EXERCISE INSTRUCTIONS
A faithful copy is needed. Set down all of the data below exactly.

(Beginning of DATA FOR ANALYSIS)

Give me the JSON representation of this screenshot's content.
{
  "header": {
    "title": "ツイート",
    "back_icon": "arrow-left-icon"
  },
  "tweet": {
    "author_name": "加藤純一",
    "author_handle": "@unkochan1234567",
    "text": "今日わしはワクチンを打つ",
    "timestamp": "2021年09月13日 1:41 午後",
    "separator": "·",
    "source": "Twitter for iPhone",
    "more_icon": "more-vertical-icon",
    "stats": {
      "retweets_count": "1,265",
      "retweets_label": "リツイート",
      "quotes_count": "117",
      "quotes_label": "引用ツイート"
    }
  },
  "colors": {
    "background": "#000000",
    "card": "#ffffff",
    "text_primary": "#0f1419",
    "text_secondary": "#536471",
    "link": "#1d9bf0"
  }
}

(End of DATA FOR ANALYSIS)

ANSWER TO THIS PROBLEM
Give me the JSON representation of this screenshot's content.
{
  "header": {
    "title": "ツイート",
    "back_icon": "arrow-left-icon"
  },
  "tweet": {
    "author_name": "加藤純一",
    "author_handle": "@unkochan1234567",
    "text": "今日わしはワクチンを打つ",
    "timestamp": "2021年09月13日 1:41 午後",
    "separator": "·",
    "source": "Twitter for iPhone",
    "more_icon": "more-vertical-icon",
    "stats": {
      "retweets_count": "1,265",
      "retweets_label": "リツイート",
      "quotes_count": "117",
      "quotes_label": "引用ツイート"
    }
  },
  "colors": {
    "background": "#000000",
    "card": "#ffffff",
    "text_primary": "#0f1419",
    "text_secondary": "#536471",
    "link": "#1d9bf0"
  }
}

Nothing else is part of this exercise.